- Brief:
Copy each line of the records below that has "APIs" in it.

Element data from apps and pages:
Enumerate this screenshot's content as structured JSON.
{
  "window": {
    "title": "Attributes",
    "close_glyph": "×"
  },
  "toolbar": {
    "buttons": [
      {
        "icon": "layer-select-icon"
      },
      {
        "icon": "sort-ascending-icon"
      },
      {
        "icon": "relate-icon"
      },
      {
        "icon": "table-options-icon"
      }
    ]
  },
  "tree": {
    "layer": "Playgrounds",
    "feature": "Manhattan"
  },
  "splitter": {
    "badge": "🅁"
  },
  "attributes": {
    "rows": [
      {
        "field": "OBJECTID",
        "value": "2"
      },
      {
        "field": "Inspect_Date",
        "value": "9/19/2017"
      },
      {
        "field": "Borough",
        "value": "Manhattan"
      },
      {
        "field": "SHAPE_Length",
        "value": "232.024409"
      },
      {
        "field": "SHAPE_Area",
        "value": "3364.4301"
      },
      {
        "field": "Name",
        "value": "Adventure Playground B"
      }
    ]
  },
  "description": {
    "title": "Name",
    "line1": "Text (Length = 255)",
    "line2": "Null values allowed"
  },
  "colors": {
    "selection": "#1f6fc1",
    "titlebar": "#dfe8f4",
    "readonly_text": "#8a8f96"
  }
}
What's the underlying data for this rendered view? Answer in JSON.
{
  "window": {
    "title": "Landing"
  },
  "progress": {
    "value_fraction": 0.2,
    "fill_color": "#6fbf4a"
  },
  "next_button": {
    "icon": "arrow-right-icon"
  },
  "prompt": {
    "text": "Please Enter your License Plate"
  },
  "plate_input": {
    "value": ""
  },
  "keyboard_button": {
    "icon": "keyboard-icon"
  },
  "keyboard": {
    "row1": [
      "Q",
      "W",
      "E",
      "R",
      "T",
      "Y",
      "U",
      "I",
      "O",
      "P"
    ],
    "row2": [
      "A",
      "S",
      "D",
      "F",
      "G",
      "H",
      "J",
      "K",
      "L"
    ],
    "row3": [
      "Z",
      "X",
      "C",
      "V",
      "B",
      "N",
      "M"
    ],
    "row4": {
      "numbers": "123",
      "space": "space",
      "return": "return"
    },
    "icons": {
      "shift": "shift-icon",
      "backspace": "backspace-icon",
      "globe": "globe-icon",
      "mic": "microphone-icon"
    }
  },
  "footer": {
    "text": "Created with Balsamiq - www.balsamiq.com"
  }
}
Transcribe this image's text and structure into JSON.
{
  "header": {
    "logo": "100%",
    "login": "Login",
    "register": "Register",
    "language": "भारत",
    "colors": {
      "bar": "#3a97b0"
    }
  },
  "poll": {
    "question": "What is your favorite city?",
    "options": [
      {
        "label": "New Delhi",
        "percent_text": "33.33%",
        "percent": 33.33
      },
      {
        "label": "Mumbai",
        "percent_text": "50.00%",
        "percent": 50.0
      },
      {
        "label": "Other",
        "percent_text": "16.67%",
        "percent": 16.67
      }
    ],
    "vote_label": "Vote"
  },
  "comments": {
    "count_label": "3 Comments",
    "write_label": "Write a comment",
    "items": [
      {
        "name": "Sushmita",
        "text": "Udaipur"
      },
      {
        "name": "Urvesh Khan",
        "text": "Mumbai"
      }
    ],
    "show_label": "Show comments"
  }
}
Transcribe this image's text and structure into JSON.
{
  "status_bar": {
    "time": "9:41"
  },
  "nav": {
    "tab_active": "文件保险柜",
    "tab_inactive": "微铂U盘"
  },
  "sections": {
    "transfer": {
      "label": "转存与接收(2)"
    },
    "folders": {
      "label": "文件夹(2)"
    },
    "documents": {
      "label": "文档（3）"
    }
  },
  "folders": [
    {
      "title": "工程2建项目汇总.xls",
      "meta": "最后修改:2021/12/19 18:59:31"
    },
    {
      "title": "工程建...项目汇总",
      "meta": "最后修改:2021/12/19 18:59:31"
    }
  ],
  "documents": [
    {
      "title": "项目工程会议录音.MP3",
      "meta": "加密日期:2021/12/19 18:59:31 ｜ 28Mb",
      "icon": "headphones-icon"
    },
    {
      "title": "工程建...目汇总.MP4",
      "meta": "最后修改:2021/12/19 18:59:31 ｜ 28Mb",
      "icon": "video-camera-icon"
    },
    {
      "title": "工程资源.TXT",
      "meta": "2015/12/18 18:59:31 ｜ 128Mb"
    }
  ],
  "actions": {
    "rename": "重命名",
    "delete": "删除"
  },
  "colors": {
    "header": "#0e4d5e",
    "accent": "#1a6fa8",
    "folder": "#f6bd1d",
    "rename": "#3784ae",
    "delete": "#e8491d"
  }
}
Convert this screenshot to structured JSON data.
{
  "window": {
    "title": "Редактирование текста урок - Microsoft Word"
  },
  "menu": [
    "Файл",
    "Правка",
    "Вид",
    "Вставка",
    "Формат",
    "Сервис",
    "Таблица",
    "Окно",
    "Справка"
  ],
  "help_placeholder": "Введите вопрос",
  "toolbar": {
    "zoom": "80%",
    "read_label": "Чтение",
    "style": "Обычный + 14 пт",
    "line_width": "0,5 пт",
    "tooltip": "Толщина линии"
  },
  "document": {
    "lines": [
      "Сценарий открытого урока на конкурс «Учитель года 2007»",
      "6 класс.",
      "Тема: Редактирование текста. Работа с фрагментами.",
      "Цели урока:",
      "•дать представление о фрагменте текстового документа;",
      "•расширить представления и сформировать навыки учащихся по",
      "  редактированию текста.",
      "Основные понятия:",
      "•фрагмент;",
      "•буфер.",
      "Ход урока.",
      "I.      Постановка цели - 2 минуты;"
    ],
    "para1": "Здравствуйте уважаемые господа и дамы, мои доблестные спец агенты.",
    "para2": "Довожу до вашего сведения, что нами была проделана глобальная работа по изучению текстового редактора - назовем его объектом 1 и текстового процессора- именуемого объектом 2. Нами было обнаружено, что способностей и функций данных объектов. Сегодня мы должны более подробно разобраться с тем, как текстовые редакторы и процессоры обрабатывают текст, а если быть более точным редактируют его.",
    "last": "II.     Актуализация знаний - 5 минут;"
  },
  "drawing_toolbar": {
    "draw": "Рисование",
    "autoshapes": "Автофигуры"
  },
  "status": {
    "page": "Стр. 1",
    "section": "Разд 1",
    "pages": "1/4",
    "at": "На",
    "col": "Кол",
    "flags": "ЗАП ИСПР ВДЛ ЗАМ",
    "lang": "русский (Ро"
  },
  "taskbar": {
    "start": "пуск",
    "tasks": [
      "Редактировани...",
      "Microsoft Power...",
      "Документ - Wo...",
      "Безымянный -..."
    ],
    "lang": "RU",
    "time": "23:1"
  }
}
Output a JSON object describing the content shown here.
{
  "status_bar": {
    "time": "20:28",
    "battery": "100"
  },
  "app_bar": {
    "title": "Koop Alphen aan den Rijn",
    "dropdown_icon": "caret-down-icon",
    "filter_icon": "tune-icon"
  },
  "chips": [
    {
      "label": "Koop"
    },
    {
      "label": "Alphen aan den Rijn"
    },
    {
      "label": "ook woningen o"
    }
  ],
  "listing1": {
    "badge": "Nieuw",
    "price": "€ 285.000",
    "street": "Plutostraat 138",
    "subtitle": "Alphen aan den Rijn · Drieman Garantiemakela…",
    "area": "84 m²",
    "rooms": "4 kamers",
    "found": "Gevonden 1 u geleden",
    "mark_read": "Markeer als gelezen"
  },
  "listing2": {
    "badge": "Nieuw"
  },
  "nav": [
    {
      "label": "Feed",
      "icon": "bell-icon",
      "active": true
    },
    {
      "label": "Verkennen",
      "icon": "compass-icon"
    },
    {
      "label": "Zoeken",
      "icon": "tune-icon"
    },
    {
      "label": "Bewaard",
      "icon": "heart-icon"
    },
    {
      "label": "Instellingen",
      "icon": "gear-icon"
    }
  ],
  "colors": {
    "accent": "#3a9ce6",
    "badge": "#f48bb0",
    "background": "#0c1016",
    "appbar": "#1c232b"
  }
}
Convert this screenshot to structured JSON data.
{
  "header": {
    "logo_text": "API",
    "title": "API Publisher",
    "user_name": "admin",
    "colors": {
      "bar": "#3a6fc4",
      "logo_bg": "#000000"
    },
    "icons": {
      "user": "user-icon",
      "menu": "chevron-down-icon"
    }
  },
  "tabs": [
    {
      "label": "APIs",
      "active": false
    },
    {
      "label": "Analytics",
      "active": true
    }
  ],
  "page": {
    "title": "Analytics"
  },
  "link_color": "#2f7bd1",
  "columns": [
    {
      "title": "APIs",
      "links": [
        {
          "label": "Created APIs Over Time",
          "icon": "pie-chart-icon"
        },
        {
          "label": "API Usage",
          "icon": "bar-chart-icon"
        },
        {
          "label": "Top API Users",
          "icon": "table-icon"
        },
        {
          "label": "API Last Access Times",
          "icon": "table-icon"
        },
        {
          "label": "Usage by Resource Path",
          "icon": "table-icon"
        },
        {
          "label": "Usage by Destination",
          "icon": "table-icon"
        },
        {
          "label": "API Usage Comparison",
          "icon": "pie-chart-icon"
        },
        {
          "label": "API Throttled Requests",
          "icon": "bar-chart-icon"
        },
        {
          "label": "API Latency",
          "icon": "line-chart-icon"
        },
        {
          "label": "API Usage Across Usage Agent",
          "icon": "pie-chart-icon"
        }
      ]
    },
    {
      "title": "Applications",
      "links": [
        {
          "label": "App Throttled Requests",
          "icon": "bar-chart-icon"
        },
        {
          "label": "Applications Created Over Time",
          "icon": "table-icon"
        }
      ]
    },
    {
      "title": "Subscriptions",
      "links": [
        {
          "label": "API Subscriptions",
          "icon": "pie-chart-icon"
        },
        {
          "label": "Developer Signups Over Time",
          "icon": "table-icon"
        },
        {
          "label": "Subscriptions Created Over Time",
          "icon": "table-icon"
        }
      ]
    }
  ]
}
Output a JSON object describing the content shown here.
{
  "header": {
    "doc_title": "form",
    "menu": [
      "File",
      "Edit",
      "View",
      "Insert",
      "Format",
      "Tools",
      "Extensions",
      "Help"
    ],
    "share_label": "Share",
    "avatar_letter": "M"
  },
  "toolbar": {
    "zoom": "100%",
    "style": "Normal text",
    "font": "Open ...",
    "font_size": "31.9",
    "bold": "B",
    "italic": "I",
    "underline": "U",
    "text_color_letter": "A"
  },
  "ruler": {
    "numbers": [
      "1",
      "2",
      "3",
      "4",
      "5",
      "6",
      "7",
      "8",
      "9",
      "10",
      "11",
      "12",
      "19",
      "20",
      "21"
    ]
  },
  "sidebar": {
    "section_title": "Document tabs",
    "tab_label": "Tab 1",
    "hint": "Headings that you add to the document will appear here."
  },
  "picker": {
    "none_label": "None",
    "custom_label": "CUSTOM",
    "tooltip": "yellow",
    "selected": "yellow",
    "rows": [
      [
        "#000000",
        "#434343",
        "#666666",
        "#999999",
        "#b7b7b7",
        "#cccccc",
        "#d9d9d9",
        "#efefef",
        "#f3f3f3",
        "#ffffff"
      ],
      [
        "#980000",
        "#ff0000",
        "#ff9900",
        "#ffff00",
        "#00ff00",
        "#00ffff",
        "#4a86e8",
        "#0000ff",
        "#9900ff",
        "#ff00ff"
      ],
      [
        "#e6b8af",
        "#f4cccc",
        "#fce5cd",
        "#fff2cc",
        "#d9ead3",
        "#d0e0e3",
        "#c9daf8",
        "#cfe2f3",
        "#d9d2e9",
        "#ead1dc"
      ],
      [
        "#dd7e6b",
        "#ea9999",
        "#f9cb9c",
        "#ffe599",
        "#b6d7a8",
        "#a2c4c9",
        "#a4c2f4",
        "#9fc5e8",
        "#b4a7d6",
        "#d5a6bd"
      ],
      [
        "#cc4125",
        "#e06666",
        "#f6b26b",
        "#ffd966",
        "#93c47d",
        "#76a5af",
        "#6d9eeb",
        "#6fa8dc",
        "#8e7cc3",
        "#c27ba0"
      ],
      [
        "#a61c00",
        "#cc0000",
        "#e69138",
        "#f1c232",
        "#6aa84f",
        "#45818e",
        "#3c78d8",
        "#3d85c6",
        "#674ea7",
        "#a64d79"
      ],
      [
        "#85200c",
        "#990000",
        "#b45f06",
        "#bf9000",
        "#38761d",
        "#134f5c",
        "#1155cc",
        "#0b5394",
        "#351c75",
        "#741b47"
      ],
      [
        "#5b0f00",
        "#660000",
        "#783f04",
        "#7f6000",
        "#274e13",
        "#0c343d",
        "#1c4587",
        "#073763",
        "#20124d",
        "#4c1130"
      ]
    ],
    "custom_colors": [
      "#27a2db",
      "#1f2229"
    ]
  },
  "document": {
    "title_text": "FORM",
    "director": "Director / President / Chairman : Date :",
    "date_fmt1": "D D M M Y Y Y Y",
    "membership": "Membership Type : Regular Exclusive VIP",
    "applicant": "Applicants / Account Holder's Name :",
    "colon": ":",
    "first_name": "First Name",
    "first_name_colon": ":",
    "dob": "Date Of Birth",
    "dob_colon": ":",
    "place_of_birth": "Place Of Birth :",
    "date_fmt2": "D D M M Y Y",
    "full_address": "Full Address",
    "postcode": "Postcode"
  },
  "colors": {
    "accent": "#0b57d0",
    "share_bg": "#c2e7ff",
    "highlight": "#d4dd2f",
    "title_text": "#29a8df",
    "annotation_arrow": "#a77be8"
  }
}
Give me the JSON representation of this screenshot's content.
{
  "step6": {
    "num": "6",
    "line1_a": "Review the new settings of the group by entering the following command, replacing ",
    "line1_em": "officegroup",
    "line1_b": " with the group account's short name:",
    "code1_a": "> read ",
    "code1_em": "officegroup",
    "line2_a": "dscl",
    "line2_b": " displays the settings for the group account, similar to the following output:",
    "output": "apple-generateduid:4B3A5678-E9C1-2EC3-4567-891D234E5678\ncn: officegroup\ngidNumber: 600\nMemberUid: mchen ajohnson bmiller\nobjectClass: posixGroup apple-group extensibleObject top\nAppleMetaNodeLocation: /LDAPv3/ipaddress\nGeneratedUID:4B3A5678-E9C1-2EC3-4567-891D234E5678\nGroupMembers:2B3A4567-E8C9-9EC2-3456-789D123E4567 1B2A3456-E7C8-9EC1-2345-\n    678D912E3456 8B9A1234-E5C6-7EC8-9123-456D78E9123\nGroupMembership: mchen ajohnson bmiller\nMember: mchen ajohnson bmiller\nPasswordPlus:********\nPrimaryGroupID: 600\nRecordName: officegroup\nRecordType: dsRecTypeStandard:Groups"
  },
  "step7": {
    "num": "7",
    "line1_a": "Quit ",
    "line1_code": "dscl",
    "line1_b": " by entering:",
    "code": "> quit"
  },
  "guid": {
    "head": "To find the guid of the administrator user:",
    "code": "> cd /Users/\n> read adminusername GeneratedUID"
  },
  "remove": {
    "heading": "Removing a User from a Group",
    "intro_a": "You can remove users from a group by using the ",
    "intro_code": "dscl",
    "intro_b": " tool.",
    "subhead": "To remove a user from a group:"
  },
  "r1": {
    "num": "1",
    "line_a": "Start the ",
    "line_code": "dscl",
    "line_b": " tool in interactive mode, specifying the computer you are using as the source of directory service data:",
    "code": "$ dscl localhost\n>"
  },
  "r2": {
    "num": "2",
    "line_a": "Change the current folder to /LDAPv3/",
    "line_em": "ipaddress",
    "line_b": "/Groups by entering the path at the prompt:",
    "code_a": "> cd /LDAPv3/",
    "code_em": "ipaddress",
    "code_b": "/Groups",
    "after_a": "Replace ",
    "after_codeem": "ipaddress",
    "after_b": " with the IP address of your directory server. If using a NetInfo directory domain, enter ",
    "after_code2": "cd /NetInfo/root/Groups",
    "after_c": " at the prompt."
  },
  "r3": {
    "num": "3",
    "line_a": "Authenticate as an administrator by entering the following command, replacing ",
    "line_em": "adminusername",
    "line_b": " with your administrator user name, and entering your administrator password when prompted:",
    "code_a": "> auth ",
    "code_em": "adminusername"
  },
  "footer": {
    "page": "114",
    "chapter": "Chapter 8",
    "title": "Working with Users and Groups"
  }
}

- Task result:
      "label": "APIs",
      "title": "APIs",
          "label": "Created APIs Over Time",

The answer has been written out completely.